## Description of the task
Scan the records for "Mask" and copy each line that contains it.
Supplied material Start Marker
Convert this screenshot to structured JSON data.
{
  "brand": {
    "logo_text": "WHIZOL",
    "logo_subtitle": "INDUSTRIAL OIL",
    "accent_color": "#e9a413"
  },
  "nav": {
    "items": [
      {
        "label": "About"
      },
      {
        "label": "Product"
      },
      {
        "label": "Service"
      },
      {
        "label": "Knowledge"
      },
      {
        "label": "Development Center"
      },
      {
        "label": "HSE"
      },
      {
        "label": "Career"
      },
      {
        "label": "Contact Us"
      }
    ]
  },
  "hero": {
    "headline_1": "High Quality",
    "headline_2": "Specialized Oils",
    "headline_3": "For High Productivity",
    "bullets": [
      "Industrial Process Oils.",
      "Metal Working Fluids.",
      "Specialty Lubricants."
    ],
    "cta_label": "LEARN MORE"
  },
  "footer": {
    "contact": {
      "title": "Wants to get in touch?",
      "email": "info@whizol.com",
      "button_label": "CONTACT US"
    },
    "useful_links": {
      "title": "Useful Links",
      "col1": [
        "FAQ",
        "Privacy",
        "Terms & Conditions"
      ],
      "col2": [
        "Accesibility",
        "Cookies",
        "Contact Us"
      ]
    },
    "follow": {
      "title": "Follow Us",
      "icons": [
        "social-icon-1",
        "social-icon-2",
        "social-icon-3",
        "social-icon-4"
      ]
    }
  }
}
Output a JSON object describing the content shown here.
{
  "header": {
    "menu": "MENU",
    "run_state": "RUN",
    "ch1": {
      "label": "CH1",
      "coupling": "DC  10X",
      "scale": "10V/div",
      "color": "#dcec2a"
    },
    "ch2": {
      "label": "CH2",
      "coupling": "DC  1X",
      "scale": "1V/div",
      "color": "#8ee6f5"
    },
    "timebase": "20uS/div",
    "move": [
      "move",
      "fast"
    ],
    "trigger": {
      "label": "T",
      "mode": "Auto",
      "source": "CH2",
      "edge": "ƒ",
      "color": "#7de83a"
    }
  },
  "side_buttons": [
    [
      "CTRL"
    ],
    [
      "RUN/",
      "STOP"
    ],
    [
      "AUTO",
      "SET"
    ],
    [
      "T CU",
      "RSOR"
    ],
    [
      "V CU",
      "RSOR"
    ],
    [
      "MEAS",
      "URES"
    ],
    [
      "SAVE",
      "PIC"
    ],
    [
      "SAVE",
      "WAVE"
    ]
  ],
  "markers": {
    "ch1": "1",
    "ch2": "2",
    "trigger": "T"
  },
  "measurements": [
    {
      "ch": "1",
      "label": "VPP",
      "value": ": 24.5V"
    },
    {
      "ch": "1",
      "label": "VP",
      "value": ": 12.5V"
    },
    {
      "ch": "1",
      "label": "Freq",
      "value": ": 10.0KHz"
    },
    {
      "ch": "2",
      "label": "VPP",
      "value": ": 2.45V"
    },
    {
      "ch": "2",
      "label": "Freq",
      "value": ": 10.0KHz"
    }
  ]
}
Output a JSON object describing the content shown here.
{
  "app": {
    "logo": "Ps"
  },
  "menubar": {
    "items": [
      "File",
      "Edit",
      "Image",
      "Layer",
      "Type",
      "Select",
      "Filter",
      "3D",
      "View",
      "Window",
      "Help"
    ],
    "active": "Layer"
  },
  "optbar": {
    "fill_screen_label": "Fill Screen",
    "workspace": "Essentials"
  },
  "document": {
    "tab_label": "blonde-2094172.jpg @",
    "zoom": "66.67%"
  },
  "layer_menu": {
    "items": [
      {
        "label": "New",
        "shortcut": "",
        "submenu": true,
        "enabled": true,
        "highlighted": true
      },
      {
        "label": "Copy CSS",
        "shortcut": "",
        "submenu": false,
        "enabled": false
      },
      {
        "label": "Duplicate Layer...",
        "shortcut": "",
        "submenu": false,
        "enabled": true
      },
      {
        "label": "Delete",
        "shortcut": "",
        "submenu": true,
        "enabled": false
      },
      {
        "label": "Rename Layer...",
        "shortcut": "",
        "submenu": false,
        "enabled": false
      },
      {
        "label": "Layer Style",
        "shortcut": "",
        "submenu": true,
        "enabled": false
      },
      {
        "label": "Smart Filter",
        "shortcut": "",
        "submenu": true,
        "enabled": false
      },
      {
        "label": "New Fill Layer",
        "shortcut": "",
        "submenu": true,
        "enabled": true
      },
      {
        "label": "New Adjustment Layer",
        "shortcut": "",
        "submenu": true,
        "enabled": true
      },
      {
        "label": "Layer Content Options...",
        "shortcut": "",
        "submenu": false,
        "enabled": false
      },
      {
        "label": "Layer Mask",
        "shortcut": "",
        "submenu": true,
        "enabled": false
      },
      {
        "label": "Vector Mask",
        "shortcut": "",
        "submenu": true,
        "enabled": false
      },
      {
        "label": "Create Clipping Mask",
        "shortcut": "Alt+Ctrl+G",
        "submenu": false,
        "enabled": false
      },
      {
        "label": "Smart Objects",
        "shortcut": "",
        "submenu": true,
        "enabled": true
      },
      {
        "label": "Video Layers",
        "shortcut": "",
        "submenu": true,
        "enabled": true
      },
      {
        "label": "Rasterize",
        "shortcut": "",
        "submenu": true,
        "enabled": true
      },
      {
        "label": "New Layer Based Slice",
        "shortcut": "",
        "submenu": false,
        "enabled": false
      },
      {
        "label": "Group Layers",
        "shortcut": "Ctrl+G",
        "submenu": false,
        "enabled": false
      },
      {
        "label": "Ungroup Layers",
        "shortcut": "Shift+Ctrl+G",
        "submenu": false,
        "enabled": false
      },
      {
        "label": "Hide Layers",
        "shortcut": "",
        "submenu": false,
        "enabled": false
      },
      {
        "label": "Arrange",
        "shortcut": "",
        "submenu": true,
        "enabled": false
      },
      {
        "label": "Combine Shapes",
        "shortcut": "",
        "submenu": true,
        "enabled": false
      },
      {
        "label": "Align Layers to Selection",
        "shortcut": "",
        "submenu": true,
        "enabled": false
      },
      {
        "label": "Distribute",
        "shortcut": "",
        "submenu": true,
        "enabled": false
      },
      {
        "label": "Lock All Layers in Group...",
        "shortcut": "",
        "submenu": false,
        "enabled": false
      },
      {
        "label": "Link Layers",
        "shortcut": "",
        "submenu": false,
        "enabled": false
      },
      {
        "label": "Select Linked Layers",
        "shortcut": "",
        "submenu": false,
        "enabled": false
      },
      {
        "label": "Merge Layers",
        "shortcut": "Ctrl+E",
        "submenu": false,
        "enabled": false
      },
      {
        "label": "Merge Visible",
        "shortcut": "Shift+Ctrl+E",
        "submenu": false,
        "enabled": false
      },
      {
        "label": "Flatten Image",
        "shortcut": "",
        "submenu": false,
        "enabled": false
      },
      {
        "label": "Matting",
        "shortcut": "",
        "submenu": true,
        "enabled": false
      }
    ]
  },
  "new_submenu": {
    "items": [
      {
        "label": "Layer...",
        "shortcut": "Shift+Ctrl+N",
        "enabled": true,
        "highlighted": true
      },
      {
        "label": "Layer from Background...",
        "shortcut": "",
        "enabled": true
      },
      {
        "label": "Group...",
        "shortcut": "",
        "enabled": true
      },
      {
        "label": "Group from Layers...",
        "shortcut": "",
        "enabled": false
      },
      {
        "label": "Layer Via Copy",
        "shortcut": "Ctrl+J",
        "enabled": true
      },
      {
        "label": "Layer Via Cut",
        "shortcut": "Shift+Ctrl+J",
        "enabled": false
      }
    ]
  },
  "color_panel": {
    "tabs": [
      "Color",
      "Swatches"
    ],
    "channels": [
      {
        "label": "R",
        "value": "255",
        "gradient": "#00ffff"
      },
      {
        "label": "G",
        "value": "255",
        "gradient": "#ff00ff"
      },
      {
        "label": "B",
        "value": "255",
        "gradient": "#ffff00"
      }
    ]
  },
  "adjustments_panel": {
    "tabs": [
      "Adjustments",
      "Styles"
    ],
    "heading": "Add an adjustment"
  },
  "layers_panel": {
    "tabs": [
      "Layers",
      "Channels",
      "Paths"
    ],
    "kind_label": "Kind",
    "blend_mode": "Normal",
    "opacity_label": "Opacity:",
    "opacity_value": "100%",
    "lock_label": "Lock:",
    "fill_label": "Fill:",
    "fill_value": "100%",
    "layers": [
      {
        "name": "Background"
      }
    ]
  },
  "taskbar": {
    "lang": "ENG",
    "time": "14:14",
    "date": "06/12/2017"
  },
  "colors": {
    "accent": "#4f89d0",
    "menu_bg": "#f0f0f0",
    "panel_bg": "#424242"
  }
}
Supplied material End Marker
## Your solution
        "label": "Layer Mask",
        "label": "Vector Mask",
        "label": "Create Clipping Mask",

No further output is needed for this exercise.